Data records.
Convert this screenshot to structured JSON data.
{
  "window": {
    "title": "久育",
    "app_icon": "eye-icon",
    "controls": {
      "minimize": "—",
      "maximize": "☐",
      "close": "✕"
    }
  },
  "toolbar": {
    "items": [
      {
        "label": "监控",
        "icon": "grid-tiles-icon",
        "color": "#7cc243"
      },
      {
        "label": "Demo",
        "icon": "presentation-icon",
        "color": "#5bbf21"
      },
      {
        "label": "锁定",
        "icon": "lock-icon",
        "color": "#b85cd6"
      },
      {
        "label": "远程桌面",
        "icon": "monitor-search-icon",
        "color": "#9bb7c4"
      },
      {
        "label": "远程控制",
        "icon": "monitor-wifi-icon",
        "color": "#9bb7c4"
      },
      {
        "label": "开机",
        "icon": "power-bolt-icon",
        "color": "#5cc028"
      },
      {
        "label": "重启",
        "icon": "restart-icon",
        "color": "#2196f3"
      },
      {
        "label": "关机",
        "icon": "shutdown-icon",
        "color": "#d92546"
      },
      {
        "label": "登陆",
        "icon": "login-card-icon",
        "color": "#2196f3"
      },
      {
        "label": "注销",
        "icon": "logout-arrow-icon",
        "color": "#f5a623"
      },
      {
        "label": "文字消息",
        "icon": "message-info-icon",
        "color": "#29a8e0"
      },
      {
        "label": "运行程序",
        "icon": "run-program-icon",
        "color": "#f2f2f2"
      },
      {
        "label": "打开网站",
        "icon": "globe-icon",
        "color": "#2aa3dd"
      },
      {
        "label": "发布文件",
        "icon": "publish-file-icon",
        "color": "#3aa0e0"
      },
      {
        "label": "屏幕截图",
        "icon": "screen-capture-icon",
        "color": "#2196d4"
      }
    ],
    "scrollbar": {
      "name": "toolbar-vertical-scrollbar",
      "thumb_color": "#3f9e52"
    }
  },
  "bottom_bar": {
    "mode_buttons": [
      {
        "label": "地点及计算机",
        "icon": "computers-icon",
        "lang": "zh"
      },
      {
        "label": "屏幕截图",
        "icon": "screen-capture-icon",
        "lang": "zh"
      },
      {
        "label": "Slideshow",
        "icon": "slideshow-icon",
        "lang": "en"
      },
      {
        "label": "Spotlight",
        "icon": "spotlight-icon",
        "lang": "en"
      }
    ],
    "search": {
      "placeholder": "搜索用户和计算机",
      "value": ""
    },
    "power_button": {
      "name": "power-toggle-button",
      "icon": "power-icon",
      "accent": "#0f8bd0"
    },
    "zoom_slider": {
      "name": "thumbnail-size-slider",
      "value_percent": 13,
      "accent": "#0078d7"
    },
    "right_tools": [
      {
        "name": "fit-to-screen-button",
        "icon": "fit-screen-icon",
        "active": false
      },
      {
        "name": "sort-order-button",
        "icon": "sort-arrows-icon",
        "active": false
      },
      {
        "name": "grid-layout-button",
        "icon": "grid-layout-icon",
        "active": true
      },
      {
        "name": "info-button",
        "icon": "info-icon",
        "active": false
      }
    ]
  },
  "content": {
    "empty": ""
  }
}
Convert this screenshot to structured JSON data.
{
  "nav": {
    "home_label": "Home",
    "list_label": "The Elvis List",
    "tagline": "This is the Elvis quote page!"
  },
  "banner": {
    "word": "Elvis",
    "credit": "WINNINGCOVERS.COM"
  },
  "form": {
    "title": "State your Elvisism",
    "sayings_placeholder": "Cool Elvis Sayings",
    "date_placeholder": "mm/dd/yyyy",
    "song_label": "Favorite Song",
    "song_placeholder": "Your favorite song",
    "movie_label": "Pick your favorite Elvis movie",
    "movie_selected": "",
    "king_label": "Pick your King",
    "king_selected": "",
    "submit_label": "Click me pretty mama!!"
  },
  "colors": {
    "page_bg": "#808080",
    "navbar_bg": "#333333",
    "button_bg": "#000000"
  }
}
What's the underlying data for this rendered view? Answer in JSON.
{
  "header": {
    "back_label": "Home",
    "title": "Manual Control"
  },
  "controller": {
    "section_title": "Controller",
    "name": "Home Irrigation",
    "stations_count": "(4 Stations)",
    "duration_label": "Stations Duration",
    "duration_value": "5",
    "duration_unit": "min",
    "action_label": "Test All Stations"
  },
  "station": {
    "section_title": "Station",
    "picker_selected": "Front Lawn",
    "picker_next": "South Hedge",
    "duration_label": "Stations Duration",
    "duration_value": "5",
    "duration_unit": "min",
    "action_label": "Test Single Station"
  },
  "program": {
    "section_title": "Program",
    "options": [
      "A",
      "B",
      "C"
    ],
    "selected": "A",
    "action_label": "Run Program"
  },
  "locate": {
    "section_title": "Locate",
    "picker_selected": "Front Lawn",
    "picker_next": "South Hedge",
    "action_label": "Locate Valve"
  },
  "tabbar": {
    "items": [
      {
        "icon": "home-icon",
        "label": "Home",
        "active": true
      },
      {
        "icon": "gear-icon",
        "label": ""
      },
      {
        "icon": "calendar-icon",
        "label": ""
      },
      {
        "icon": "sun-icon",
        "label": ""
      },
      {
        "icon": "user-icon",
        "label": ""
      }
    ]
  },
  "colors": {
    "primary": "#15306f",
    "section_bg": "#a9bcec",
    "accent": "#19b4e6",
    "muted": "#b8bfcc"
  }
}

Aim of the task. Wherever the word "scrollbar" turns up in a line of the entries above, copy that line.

Result for this task.
    "scrollbar": {
      "name": "toolbar-vertical-scrollbar",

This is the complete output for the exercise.